6 self-healing ideas for your recovery process

  • April 13, 2015
  • By Connie Sloane
Revitalizing Your Spirit After Abuse

Leaving a safe house can be quite daunting for a survivor of domestic abuse, but it can also be a redefining period in life and an opportunity to regain control on a newly directed path.

Indeed, once you feel safe again, you can begin to work toward shedding the layers of heavy emotional baggage that have weighed you down and broken your spirit. Support groups are instrumental in the healing and recovery process. When you’re ready, you can also begin to shift focus toward moving forward with your new life.

Here are six ways you, as a survivor, can help revitalize your spirit:
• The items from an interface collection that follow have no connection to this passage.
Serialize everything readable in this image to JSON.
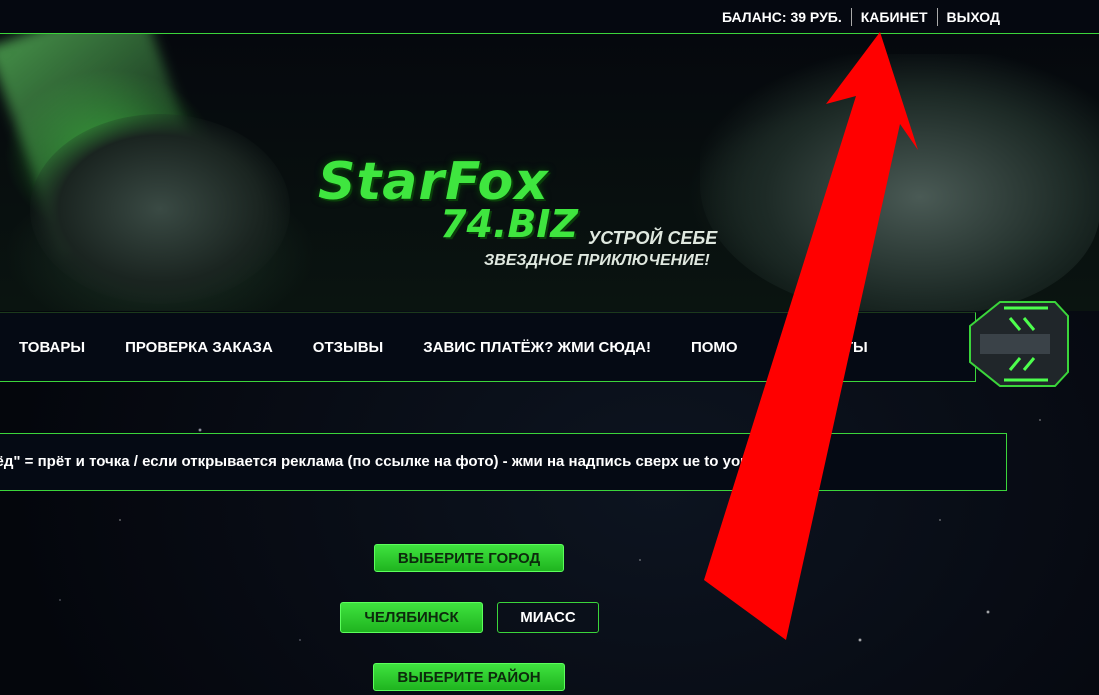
{
  "topbar": {
    "balance": "БАЛАНС: 39 РУБ.",
    "cabinet": "КАБИНЕТ",
    "logout": "ВЫХОД"
  },
  "banner": {
    "logo_main": "StarFox",
    "logo_domain": "74.BIZ",
    "tagline_line1": "УСТРОЙ СЕБЕ",
    "tagline_line2": "ЗВЕЗДНОЕ ПРИКЛЮЧЕНИЕ!"
  },
  "nav": {
    "items": [
      {
        "label": "ТОВАРЫ"
      },
      {
        "label": "ПРОВЕРКА ЗАКАЗА"
      },
      {
        "label": "ОТЗЫВЫ"
      },
      {
        "label": "ЗАВИС ПЛАТЁЖ? ЖМИ СЮДА!"
      },
      {
        "label": "ПОМО"
      },
      {
        "label": "КОНТАКТЫ"
      }
    ]
  },
  "notice": {
    "text": "лёд\" = прёт и точка / если открывается реклама (по ссылке на фото) - жми на надпись сверх          ue to your image\""
  },
  "city": {
    "title": "ВЫБЕРИТЕ ГОРОД",
    "options": [
      "ЧЕЛЯБИНСК",
      "МИАСС"
    ],
    "selected": "ЧЕЛЯБИНСК"
  },
  "district": {
    "title": "ВЫБЕРИТЕ РАЙОН"
  },
  "colors": {
    "accent_green": "#3bd53b",
    "background": "#04060c",
    "arrow_red": "#ff0000"
  }
}
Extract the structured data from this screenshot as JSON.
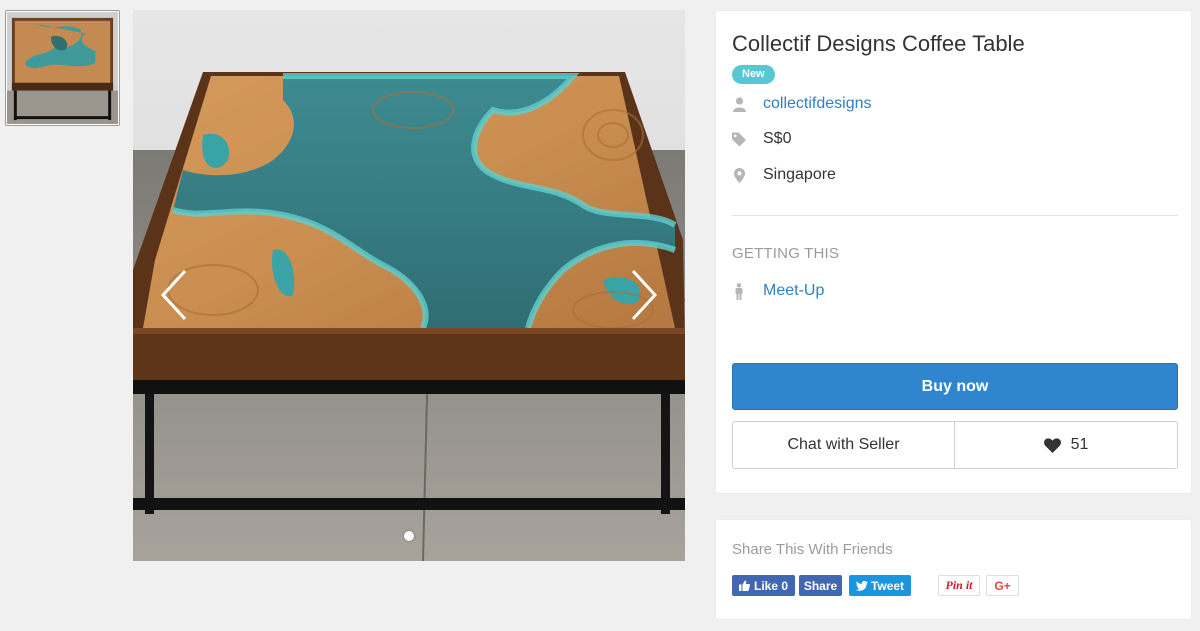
{
  "listing": {
    "title": "Collectif Designs Coffee Table",
    "condition_badge": "New",
    "seller": "collectifdesigns",
    "price": "S$0",
    "location": "Singapore"
  },
  "icons": {
    "seller": "user-icon",
    "price": "price-tag-icon",
    "location": "map-pin-icon",
    "meetup": "person-icon",
    "like": "heart-icon",
    "prev": "chevron-left-icon",
    "next": "chevron-right-icon"
  },
  "getting": {
    "section_label": "GETTING THIS",
    "method": "Meet-Up"
  },
  "actions": {
    "buy_label": "Buy now",
    "chat_label": "Chat with Seller",
    "like_count": "51"
  },
  "gallery": {
    "image_count": 1,
    "active_index": 0
  },
  "share": {
    "title": "Share This With Friends",
    "fb_like": "Like 0",
    "fb_share": "Share",
    "tweet": "Tweet",
    "pinterest": "Pin it",
    "gplus": "G+"
  },
  "colors": {
    "accent_blue": "#2f86ce",
    "link_blue": "#2f80c4",
    "badge_teal": "#56c7d3",
    "facebook": "#4267b2",
    "twitter": "#1b95e0",
    "pinterest": "#cb2027",
    "gplus": "#dd4b39"
  }
}
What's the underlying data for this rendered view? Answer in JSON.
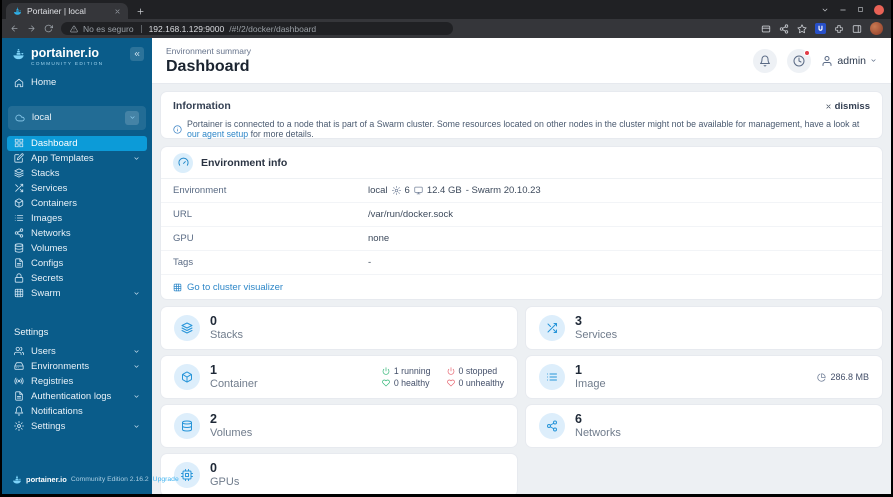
{
  "browser": {
    "tab_title": "Portainer | local",
    "security_warning": "No es seguro",
    "url_host": "192.168.1.129:9000",
    "url_path": "/#!/2/docker/dashboard"
  },
  "sidebar": {
    "brand": "portainer.io",
    "edition": "COMMUNITY EDITION",
    "home_label": "Home",
    "environment_name": "local",
    "menu": [
      {
        "label": "Dashboard",
        "icon": "grid"
      },
      {
        "label": "App Templates",
        "icon": "edit",
        "expandable": true
      },
      {
        "label": "Stacks",
        "icon": "layers"
      },
      {
        "label": "Services",
        "icon": "shuffle"
      },
      {
        "label": "Containers",
        "icon": "box"
      },
      {
        "label": "Images",
        "icon": "list"
      },
      {
        "label": "Networks",
        "icon": "share"
      },
      {
        "label": "Volumes",
        "icon": "database"
      },
      {
        "label": "Configs",
        "icon": "file"
      },
      {
        "label": "Secrets",
        "icon": "lock"
      },
      {
        "label": "Swarm",
        "icon": "grid3",
        "expandable": true
      }
    ],
    "settings_heading": "Settings",
    "settings_menu": [
      {
        "label": "Users",
        "icon": "users",
        "expandable": true
      },
      {
        "label": "Environments",
        "icon": "hard-drive",
        "expandable": true
      },
      {
        "label": "Registries",
        "icon": "radio"
      },
      {
        "label": "Authentication logs",
        "icon": "file",
        "expandable": true
      },
      {
        "label": "Notifications",
        "icon": "bell"
      },
      {
        "label": "Settings",
        "icon": "gear",
        "expandable": true
      }
    ],
    "footer_brand": "portainer.io",
    "footer_edition": "Community Edition 2.16.2",
    "footer_upgrade": "Upgrade"
  },
  "header": {
    "breadcrumb": "Environment summary",
    "title": "Dashboard",
    "user": "admin"
  },
  "banner": {
    "title": "Information",
    "dismiss": "dismiss",
    "message_start": "Portainer is connected to a node that is part of a Swarm cluster. Some resources located on other nodes in the cluster might not be available for management, have a look at",
    "message_link": "our agent setup",
    "message_end": "for more details."
  },
  "environment_info": {
    "title": "Environment info",
    "labels": {
      "environment": "Environment",
      "url": "URL",
      "gpu": "GPU",
      "tags": "Tags"
    },
    "values": {
      "environment_name": "local",
      "cpu_count": "6",
      "memory": "12.4 GB",
      "swarm_version": "- Swarm 20.10.23",
      "url": "/var/run/docker.sock",
      "gpu": "none",
      "tags": "-"
    },
    "cluster_link": "Go to cluster visualizer"
  },
  "tiles": {
    "stacks": {
      "count": "0",
      "label": "Stacks"
    },
    "services": {
      "count": "3",
      "label": "Services"
    },
    "container": {
      "count": "1",
      "label": "Container",
      "running": "1 running",
      "stopped": "0 stopped",
      "healthy": "0 healthy",
      "unhealthy": "0 unhealthy"
    },
    "image": {
      "count": "1",
      "label": "Image",
      "size": "286.8 MB"
    },
    "volumes": {
      "count": "2",
      "label": "Volumes"
    },
    "networks": {
      "count": "6",
      "label": "Networks"
    },
    "gpus": {
      "count": "0",
      "label": "GPUs"
    }
  },
  "colors": {
    "accent": "#0086c9",
    "sidebar_background": "#0a5c8a",
    "active_item": "#0c9bd8",
    "link": "#2e87c8",
    "success": "#2bb573",
    "danger": "#e5606c"
  }
}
  • Develop new interests or hobbies. Keeping your mind occupied with an enjoyable activity will help to stay focused and positive.
  • Practice mindfulness. Techniques such as meditation to quiet your mind will help you to feel peaceful and provide clarity when making decisions.
  • Take up activities that align mind, body and spirit. Doing things such as yoga and tai chi will help to maintain balance and equanimity in your life.
  • Read more. Immersing yourself in a good book can allow your mind to be free and leave you feeling motivated and inspired.
  • Self-Care. Maintain your health by eating a balanced diet and exercising to help sustain high levels of energy and an overall good feeling.
  • Pampering. Be sure to take time out for yourself regularly, like enjoying a spa bath using aromatherapy candles, essential oils and bath salts.

Barbara Gibson, safe house director of the Women’s Resource Center to End Domestic Violence in Decatur, Ga., says “When women have issues with healing and recovery after an abusive relationship, they are encouraged to look everywhere except within. We try to teach women how to connect with their internal resources through present-moment awareness, meditation and mindfulness. So instead of trying to mask or numb the emotional pain, she will have the tools to manage them.”

A woman or a man may enter a safe house as a victim, but he or she can leave as a survivor; just like a butterfly leaving the cocoon, he or she is ready to spread their wings and fly with confidence, grace and beauty.

Editor's Note: Connie Sloane is a revitalization coach and the Founder of The Soda Foundation.